TASK OBJECTIVE =>
Repeat the records exactly, so that each line matches the original.

TASK DATA =>
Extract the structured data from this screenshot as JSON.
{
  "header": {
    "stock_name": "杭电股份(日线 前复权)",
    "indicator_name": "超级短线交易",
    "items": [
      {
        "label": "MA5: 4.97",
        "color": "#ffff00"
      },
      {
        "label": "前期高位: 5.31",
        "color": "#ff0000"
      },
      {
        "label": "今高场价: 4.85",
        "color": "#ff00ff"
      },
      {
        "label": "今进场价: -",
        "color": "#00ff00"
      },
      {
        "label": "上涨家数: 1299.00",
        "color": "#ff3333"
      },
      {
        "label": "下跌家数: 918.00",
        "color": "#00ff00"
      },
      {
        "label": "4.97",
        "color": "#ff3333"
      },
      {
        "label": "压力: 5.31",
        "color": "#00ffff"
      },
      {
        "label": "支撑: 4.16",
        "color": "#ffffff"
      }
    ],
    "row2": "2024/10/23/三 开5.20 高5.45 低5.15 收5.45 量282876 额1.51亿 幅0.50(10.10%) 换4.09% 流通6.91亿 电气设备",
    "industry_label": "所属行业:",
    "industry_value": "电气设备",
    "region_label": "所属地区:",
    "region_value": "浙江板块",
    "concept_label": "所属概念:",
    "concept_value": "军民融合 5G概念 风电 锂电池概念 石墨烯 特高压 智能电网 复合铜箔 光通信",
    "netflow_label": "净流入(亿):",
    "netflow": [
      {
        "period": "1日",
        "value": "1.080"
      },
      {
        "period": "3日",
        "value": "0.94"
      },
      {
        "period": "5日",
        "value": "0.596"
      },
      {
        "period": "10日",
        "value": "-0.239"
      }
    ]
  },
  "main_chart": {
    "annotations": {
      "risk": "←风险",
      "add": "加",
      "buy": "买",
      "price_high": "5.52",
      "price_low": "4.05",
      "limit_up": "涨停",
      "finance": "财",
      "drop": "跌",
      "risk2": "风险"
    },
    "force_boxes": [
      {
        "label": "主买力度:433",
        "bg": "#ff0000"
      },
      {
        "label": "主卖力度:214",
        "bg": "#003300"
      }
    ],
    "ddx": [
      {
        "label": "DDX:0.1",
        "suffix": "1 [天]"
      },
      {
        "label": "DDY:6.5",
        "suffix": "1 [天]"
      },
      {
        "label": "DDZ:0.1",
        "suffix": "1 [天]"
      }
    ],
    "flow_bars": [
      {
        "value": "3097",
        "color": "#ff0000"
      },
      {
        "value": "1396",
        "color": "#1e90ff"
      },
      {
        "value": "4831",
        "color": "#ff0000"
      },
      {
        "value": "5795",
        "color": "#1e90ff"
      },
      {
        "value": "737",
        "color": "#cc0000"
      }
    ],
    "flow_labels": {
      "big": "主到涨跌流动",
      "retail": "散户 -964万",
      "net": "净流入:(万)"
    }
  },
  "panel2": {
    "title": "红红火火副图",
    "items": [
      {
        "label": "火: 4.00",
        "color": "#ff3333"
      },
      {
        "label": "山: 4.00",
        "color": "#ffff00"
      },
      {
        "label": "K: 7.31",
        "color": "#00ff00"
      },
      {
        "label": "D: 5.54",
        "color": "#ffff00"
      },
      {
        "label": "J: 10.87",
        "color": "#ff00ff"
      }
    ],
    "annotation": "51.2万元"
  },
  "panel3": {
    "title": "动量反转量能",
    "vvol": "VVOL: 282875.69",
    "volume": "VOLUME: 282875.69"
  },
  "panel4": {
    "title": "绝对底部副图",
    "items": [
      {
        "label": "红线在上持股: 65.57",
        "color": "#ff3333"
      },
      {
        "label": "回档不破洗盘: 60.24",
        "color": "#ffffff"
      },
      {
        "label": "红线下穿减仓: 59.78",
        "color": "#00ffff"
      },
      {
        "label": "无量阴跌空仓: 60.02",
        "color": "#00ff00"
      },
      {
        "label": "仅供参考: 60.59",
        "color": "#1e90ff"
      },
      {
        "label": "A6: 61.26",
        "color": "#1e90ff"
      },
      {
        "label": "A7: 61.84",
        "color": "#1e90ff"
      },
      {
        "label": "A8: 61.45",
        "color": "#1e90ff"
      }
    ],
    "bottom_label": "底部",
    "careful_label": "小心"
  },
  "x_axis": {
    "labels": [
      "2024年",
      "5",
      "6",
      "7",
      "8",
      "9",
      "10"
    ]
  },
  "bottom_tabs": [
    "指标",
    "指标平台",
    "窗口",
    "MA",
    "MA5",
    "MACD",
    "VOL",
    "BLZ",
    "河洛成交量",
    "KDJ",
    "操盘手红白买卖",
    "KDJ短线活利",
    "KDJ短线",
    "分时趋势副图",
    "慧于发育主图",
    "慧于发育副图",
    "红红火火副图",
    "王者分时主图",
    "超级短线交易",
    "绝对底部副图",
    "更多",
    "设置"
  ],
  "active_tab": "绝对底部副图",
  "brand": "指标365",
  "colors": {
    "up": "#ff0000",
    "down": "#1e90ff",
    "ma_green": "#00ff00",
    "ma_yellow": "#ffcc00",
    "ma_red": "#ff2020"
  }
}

EXERCISE SOLUTION =>
Extract the structured data from this screenshot as JSON.
{
  "header": {
    "stock_name": "杭电股份(日线 前复权)",
    "indicator_name": "超级短线交易",
    "items": [
      {
        "label": "MA5: 4.97",
        "color": "#ffff00"
      },
      {
        "label": "前期高位: 5.31",
        "color": "#ff0000"
      },
      {
        "label": "今高场价: 4.85",
        "color": "#ff00ff"
      },
      {
        "label": "今进场价: -",
        "color": "#00ff00"
      },
      {
        "label": "上涨家数: 1299.00",
        "color": "#ff3333"
      },
      {
        "label": "下跌家数: 918.00",
        "color": "#00ff00"
      },
      {
        "label": "4.97",
        "color": "#ff3333"
      },
      {
        "label": "压力: 5.31",
        "color": "#00ffff"
      },
      {
        "label": "支撑: 4.16",
        "color": "#ffffff"
      }
    ],
    "row2": "2024/10/23/三 开5.20 高5.45 低5.15 收5.45 量282876 额1.51亿 幅0.50(10.10%) 换4.09% 流通6.91亿 电气设备",
    "industry_label": "所属行业:",
    "industry_value": "电气设备",
    "region_label": "所属地区:",
    "region_value": "浙江板块",
    "concept_label": "所属概念:",
    "concept_value": "军民融合 5G概念 风电 锂电池概念 石墨烯 特高压 智能电网 复合铜箔 光通信",
    "netflow_label": "净流入(亿):",
    "netflow": [
      {
        "period": "1日",
        "value": "1.080"
      },
      {
        "period": "3日",
        "value": "0.94"
      },
      {
        "period": "5日",
        "value": "0.596"
      },
      {
        "period": "10日",
        "value": "-0.239"
      }
    ]
  },
  "main_chart": {
    "annotations": {
      "risk": "←风险",
      "add": "加",
      "buy": "买",
      "price_high": "5.52",
      "price_low": "4.05",
      "limit_up": "涨停",
      "finance": "财",
      "drop": "跌",
      "risk2": "风险"
    },
    "force_boxes": [
      {
        "label": "主买力度:433",
        "bg": "#ff0000"
      },
      {
        "label": "主卖力度:214",
        "bg": "#003300"
      }
    ],
    "ddx": [
      {
        "label": "DDX:0.1",
        "suffix": "1 [天]"
      },
      {
        "label": "DDY:6.5",
        "suffix": "1 [天]"
      },
      {
        "label": "DDZ:0.1",
        "suffix": "1 [天]"
      }
    ],
    "flow_bars": [
      {
        "value": "3097",
        "color": "#ff0000"
      },
      {
        "value": "1396",
        "color": "#1e90ff"
      },
      {
        "value": "4831",
        "color": "#ff0000"
      },
      {
        "value": "5795",
        "color": "#1e90ff"
      },
      {
        "value": "737",
        "color": "#cc0000"
      }
    ],
    "flow_labels": {
      "big": "主到涨跌流动",
      "retail": "散户 -964万",
      "net": "净流入:(万)"
    }
  },
  "panel2": {
    "title": "红红火火副图",
    "items": [
      {
        "label": "火: 4.00",
        "color": "#ff3333"
      },
      {
        "label": "山: 4.00",
        "color": "#ffff00"
      },
      {
        "label": "K: 7.31",
        "color": "#00ff00"
      },
      {
        "label": "D: 5.54",
        "color": "#ffff00"
      },
      {
        "label": "J: 10.87",
        "color": "#ff00ff"
      }
    ],
    "annotation": "51.2万元"
  },
  "panel3": {
    "title": "动量反转量能",
    "vvol": "VVOL: 282875.69",
    "volume": "VOLUME: 282875.69"
  },
  "panel4": {
    "title": "绝对底部副图",
    "items": [
      {
        "label": "红线在上持股: 65.57",
        "color": "#ff3333"
      },
      {
        "label": "回档不破洗盘: 60.24",
        "color": "#ffffff"
      },
      {
        "label": "红线下穿减仓: 59.78",
        "color": "#00ffff"
      },
      {
        "label": "无量阴跌空仓: 60.02",
        "color": "#00ff00"
      },
      {
        "label": "仅供参考: 60.59",
        "color": "#1e90ff"
      },
      {
        "label": "A6: 61.26",
        "color": "#1e90ff"
      },
      {
        "label": "A7: 61.84",
        "color": "#1e90ff"
      },
      {
        "label": "A8: 61.45",
        "color": "#1e90ff"
      }
    ],
    "bottom_label": "底部",
    "careful_label": "小心"
  },
  "x_axis": {
    "labels": [
      "2024年",
      "5",
      "6",
      "7",
      "8",
      "9",
      "10"
    ]
  },
  "bottom_tabs": [
    "指标",
    "指标平台",
    "窗口",
    "MA",
    "MA5",
    "MACD",
    "VOL",
    "BLZ",
    "河洛成交量",
    "KDJ",
    "操盘手红白买卖",
    "KDJ短线活利",
    "KDJ短线",
    "分时趋势副图",
    "慧于发育主图",
    "慧于发育副图",
    "红红火火副图",
    "王者分时主图",
    "超级短线交易",
    "绝对底部副图",
    "更多",
    "设置"
  ],
  "active_tab": "绝对底部副图",
  "brand": "指标365",
  "colors": {
    "up": "#ff0000",
    "down": "#1e90ff",
    "ma_green": "#00ff00",
    "ma_yellow": "#ffcc00",
    "ma_red": "#ff2020"
  }
}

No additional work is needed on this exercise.